── Data in this exercise ──

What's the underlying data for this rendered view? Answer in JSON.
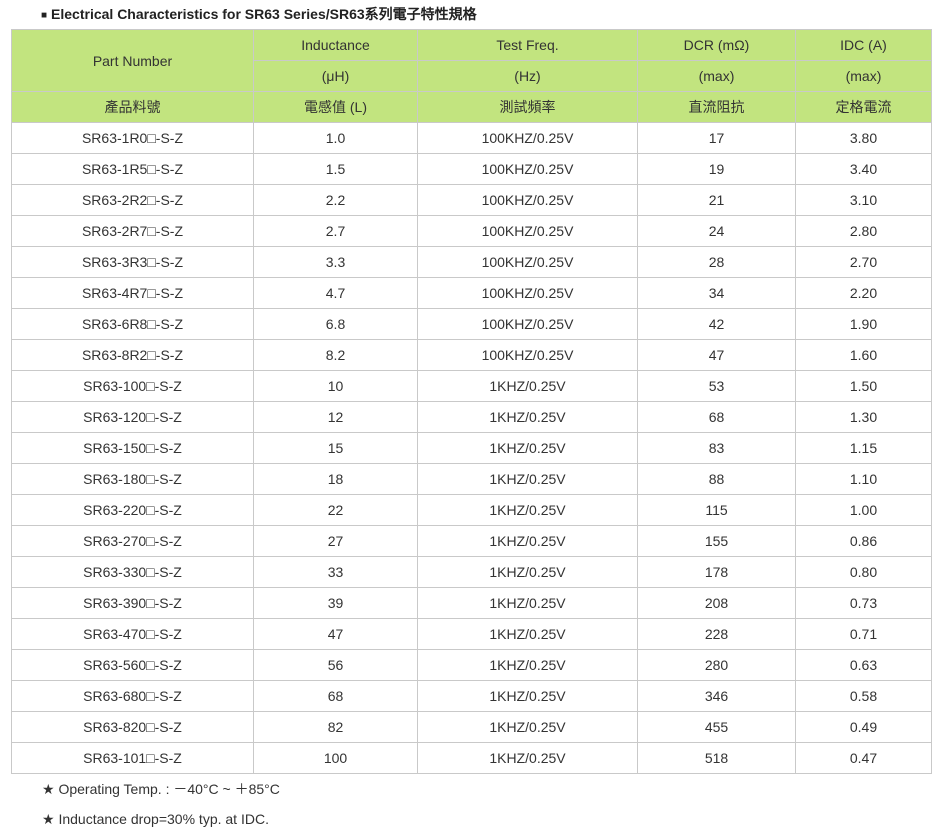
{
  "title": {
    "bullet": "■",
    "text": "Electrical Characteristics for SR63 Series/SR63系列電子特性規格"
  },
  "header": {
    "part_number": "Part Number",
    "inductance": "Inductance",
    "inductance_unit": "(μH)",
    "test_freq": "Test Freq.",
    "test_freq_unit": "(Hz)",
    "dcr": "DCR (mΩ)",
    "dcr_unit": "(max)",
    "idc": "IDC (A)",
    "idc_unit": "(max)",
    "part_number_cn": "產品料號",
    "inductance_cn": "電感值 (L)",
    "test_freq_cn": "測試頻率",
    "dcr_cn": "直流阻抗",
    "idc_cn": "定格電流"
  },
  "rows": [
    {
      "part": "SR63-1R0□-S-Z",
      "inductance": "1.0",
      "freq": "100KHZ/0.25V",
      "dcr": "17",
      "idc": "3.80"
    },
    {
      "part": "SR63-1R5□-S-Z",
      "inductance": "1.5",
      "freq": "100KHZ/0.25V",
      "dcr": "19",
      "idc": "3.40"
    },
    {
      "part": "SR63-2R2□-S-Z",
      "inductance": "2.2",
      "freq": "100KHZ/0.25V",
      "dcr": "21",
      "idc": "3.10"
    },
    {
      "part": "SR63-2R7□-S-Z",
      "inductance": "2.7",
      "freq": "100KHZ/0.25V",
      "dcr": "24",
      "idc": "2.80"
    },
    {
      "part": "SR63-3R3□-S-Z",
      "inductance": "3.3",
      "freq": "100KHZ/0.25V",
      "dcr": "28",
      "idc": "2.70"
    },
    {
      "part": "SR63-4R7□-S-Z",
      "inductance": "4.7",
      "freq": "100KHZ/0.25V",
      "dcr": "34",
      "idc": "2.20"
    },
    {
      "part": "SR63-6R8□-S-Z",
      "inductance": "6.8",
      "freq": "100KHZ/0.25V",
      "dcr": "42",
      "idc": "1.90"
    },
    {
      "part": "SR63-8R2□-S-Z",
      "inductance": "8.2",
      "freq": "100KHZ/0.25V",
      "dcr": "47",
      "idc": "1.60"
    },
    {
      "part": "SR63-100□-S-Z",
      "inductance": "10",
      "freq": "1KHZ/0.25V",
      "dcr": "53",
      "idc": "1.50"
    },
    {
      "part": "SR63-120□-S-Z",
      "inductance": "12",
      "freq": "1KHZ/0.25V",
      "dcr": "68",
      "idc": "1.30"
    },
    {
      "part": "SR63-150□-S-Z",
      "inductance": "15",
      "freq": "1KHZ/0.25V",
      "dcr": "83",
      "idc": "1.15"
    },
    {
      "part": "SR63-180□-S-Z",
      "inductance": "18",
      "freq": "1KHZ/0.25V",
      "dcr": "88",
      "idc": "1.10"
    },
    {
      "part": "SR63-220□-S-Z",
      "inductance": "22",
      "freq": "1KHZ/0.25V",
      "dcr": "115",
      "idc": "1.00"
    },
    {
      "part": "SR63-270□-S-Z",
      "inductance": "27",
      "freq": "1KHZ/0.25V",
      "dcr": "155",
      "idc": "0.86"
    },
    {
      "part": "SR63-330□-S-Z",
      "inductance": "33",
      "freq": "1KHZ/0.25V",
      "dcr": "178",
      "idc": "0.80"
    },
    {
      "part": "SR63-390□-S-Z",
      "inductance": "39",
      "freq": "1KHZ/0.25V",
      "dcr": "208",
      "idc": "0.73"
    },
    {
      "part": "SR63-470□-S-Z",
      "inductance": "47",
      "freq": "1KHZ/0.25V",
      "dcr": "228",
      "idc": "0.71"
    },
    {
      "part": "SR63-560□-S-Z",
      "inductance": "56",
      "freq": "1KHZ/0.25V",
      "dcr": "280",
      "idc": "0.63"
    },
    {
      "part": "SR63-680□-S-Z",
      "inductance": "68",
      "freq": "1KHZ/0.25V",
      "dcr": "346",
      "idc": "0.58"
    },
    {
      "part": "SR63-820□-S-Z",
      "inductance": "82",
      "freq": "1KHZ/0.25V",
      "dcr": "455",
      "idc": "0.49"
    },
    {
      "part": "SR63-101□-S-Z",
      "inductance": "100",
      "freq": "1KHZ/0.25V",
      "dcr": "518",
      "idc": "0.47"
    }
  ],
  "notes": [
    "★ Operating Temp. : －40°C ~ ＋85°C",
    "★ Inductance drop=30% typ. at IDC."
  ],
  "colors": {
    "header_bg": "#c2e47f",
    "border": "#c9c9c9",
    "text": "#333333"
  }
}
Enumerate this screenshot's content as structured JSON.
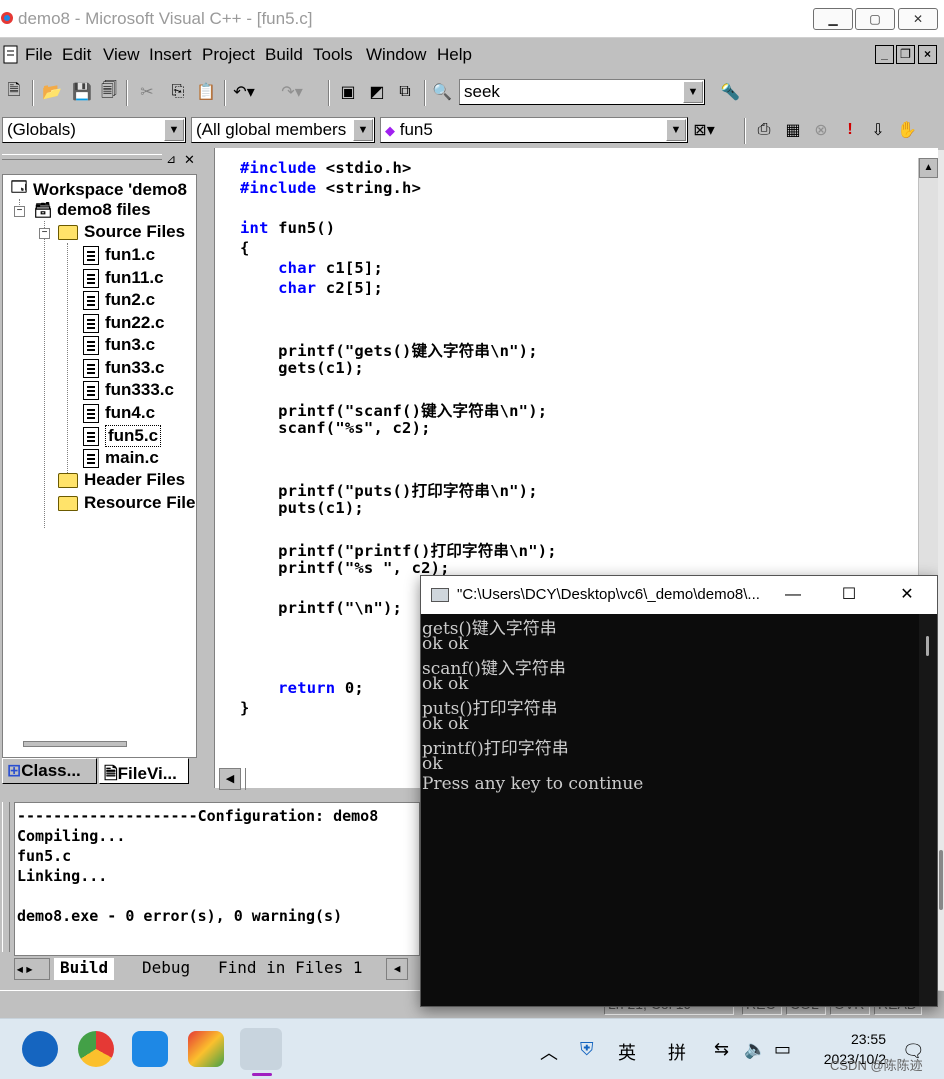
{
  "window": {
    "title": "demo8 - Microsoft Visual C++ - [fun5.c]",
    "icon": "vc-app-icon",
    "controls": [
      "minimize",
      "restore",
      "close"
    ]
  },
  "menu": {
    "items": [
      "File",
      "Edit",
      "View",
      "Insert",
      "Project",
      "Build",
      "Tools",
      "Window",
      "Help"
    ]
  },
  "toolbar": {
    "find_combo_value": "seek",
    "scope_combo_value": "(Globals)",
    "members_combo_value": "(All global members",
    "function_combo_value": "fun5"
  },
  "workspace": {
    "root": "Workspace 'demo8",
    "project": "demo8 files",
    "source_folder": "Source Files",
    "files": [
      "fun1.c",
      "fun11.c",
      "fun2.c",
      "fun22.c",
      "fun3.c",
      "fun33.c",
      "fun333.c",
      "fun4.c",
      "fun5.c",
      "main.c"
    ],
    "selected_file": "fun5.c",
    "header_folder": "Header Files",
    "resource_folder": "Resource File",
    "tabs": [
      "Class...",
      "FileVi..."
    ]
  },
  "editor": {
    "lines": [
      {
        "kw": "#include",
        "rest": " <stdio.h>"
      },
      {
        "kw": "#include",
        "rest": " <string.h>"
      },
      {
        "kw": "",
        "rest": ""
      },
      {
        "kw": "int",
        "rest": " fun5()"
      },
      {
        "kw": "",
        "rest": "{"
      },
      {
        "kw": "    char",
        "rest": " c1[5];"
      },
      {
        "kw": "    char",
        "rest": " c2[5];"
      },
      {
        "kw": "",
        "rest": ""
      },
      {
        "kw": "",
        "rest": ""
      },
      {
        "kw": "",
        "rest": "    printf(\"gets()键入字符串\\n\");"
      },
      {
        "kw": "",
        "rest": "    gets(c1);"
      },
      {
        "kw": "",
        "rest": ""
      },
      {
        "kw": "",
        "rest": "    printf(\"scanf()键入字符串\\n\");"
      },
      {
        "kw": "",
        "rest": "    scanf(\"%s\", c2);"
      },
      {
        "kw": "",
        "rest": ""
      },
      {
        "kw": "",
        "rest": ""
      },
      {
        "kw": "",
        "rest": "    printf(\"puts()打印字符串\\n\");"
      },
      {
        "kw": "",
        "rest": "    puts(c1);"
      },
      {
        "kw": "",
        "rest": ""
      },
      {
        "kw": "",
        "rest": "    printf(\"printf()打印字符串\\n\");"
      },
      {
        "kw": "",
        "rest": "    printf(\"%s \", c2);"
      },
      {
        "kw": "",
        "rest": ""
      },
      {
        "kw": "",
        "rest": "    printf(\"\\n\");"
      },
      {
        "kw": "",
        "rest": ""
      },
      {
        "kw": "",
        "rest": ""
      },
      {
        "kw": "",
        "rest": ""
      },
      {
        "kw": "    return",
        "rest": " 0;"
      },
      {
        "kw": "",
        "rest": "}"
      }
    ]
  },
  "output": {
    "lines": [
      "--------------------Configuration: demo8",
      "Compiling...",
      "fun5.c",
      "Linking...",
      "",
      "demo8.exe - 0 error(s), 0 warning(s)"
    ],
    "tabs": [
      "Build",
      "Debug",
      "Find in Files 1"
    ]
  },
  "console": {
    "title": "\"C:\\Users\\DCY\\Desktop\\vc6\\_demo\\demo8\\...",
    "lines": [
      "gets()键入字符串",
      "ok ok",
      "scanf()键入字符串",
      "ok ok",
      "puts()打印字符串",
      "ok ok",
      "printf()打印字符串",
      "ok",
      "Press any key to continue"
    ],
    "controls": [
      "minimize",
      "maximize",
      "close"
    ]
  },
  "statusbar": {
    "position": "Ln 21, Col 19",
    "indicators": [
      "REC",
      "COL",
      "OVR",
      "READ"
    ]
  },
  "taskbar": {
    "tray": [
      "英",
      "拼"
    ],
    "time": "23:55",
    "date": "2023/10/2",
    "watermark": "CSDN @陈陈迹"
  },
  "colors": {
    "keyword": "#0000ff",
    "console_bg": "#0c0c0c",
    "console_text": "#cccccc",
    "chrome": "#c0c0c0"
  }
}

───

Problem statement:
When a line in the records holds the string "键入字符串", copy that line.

Output for this exercise:
        "rest": "    printf(\"gets()键入字符串\\n\");"
        "rest": "    printf(\"scanf()键入字符串\\n\");"
      "gets()键入字符串",
      "scanf()键入字符串",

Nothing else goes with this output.